Note: these runs are on one thread (thus hopefully deterministic – may be apart from the exact iteration number where the time limit kicks in). The statement “The answer to this is an implementational detail: when you use time limits, the solving process becomes non-deterministic close to the end of the time limit.” does not completely satisfy me. I would like to have a better understanding about what is happening here.


  1. Having a time limit makes it non-deterministic as Tobias says in his reply.

  2. I just didn't understand if this is run after the time limit is met or if there is an estimated time for this "intelligence" so that it starts before time limit is hit (avoiding going over time).
    I have found that post-solve can sometimes improve MIP solutions to some extent, but not as dramatically as you show in the graph's.
    Nice stuff!

  3. I noticed this ad of CPLEX11 a few days back in an old issue of OR/MS, and this blog post reminded me of that: "Leverage your multi-core machine and the new deterministic parallel MIP mode to get repeatable invariant solution paths."

  4. Hi, I encountered a similar issue and decided to come back to this post that I read a while ago.

    I have a set of instances that cplex won't be able to solve, say in 10 minutes, but the story is different when I introduce a time limit, say 10 seconds, boom! I have the optimal solution.

    Now, that makes benchmarking when comparing two solvers very difficult. The runtime for cplex will depend on the time limit that I introduce.

    So my question is what is a good practice then when benchmarking? Do you have any suggestions? I can introduce a time limit of 10 seconds or 1000 seconds, and the runtimes will be much different.

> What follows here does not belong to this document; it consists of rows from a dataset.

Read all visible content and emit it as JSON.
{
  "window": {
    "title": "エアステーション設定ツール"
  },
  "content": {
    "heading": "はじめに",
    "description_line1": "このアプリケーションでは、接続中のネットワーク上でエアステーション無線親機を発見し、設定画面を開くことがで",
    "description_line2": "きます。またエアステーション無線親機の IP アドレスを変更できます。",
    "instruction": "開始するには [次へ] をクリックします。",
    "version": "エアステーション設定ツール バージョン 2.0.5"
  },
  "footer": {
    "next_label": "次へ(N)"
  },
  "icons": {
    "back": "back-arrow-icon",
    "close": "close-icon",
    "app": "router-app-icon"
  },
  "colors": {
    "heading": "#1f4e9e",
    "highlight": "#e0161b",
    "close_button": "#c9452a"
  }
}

    Also I wonder how many papers that I read in the past was subject to this artifact that went unnoticed.